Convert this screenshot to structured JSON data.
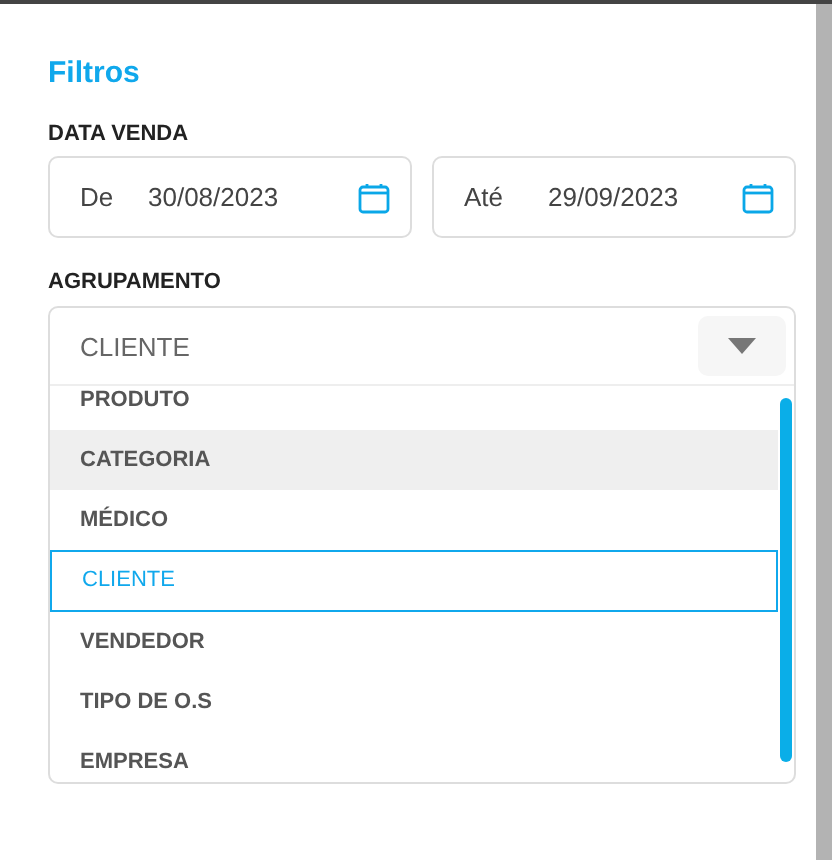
{
  "title": "Filtros",
  "sale_date": {
    "label": "DATA VENDA",
    "from": {
      "label": "De",
      "value": "30/08/2023"
    },
    "to": {
      "label": "Até",
      "value": "29/09/2023"
    }
  },
  "grouping": {
    "label": "AGRUPAMENTO",
    "value": "CLIENTE",
    "expanded": true,
    "options": [
      {
        "label": "PRODUTO",
        "selected": false,
        "hovered": false
      },
      {
        "label": "CATEGORIA",
        "selected": false,
        "hovered": true
      },
      {
        "label": "MÉDICO",
        "selected": false,
        "hovered": false
      },
      {
        "label": "CLIENTE",
        "selected": true,
        "hovered": false
      },
      {
        "label": "VENDEDOR",
        "selected": false,
        "hovered": false
      },
      {
        "label": "TIPO DE O.S",
        "selected": false,
        "hovered": false
      },
      {
        "label": "EMPRESA",
        "selected": false,
        "hovered": false
      }
    ]
  }
}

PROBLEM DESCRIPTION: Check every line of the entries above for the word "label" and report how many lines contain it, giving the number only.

SOLUTION FOR THIS PROBLEM: 11